▶ **Problem requirements**
The whole listing needs to be returned exactly as it appears.

[Dataset content Boundary: Start]

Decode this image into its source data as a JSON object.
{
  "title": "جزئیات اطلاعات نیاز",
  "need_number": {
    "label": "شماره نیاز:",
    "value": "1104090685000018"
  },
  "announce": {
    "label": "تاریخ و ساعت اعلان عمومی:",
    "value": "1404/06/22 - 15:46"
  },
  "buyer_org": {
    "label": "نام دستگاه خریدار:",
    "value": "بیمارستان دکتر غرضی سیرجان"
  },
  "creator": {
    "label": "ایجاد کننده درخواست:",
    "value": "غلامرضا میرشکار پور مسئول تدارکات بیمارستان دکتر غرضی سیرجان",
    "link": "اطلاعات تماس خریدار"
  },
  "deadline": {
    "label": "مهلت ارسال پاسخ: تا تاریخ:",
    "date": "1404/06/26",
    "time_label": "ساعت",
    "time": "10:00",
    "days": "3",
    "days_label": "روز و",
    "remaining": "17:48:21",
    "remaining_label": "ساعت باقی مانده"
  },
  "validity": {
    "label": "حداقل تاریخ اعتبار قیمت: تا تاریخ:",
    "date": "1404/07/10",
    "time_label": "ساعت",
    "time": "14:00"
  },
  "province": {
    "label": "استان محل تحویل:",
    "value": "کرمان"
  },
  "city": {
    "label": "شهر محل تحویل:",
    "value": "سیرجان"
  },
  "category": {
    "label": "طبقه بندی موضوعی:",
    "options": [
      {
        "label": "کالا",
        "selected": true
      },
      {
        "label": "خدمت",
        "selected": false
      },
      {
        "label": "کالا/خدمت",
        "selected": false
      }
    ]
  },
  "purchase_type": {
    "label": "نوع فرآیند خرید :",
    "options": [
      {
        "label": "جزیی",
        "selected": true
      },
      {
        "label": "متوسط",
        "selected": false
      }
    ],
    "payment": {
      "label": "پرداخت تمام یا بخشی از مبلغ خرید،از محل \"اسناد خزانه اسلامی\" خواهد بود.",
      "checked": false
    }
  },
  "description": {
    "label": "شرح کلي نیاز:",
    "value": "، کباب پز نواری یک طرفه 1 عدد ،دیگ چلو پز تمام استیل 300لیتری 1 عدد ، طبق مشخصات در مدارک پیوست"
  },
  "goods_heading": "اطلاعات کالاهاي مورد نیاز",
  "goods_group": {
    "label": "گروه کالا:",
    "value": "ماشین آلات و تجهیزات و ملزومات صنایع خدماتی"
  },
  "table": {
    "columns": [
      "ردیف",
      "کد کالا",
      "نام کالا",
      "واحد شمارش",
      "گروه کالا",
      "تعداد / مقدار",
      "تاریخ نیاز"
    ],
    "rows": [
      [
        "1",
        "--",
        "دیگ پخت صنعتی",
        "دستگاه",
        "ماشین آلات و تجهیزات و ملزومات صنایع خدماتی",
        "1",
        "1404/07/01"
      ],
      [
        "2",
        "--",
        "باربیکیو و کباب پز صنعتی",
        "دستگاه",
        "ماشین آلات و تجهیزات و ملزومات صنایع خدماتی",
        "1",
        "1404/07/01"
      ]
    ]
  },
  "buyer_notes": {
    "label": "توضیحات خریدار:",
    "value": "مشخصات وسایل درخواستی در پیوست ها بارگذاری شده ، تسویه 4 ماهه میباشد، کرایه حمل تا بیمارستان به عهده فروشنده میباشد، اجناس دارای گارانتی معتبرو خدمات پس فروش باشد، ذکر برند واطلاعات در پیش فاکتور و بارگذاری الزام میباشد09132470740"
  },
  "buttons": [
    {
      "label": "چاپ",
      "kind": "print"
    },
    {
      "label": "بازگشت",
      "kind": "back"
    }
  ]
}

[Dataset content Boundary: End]

▶ **Response area**
Decode this image into its source data as a JSON object.
{
  "title": "جزئیات اطلاعات نیاز",
  "need_number": {
    "label": "شماره نیاز:",
    "value": "1104090685000018"
  },
  "announce": {
    "label": "تاریخ و ساعت اعلان عمومی:",
    "value": "1404/06/22 - 15:46"
  },
  "buyer_org": {
    "label": "نام دستگاه خریدار:",
    "value": "بیمارستان دکتر غرضی سیرجان"
  },
  "creator": {
    "label": "ایجاد کننده درخواست:",
    "value": "غلامرضا میرشکار پور مسئول تدارکات بیمارستان دکتر غرضی سیرجان",
    "link": "اطلاعات تماس خریدار"
  },
  "deadline": {
    "label": "مهلت ارسال پاسخ: تا تاریخ:",
    "date": "1404/06/26",
    "time_label": "ساعت",
    "time": "10:00",
    "days": "3",
    "days_label": "روز و",
    "remaining": "17:48:21",
    "remaining_label": "ساعت باقی مانده"
  },
  "validity": {
    "label": "حداقل تاریخ اعتبار قیمت: تا تاریخ:",
    "date": "1404/07/10",
    "time_label": "ساعت",
    "time": "14:00"
  },
  "province": {
    "label": "استان محل تحویل:",
    "value": "کرمان"
  },
  "city": {
    "label": "شهر محل تحویل:",
    "value": "سیرجان"
  },
  "category": {
    "label": "طبقه بندی موضوعی:",
    "options": [
      {
        "label": "کالا",
        "selected": true
      },
      {
        "label": "خدمت",
        "selected": false
      },
      {
        "label": "کالا/خدمت",
        "selected": false
      }
    ]
  },
  "purchase_type": {
    "label": "نوع فرآیند خرید :",
    "options": [
      {
        "label": "جزیی",
        "selected": true
      },
      {
        "label": "متوسط",
        "selected": false
      }
    ],
    "payment": {
      "label": "پرداخت تمام یا بخشی از مبلغ خرید،از محل \"اسناد خزانه اسلامی\" خواهد بود.",
      "checked": false
    }
  },
  "description": {
    "label": "شرح کلي نیاز:",
    "value": "، کباب پز نواری یک طرفه 1 عدد ،دیگ چلو پز تمام استیل 300لیتری 1 عدد ، طبق مشخصات در مدارک پیوست"
  },
  "goods_heading": "اطلاعات کالاهاي مورد نیاز",
  "goods_group": {
    "label": "گروه کالا:",
    "value": "ماشین آلات و تجهیزات و ملزومات صنایع خدماتی"
  },
  "table": {
    "columns": [
      "ردیف",
      "کد کالا",
      "نام کالا",
      "واحد شمارش",
      "گروه کالا",
      "تعداد / مقدار",
      "تاریخ نیاز"
    ],
    "rows": [
      [
        "1",
        "--",
        "دیگ پخت صنعتی",
        "دستگاه",
        "ماشین آلات و تجهیزات و ملزومات صنایع خدماتی",
        "1",
        "1404/07/01"
      ],
      [
        "2",
        "--",
        "باربیکیو و کباب پز صنعتی",
        "دستگاه",
        "ماشین آلات و تجهیزات و ملزومات صنایع خدماتی",
        "1",
        "1404/07/01"
      ]
    ]
  },
  "buyer_notes": {
    "label": "توضیحات خریدار:",
    "value": "مشخصات وسایل درخواستی در پیوست ها بارگذاری شده ، تسویه 4 ماهه میباشد، کرایه حمل تا بیمارستان به عهده فروشنده میباشد، اجناس دارای گارانتی معتبرو خدمات پس فروش باشد، ذکر برند واطلاعات در پیش فاکتور و بارگذاری الزام میباشد09132470740"
  },
  "buttons": [
    {
      "label": "چاپ",
      "kind": "print"
    },
    {
      "label": "بازگشت",
      "kind": "back"
    }
  ]
}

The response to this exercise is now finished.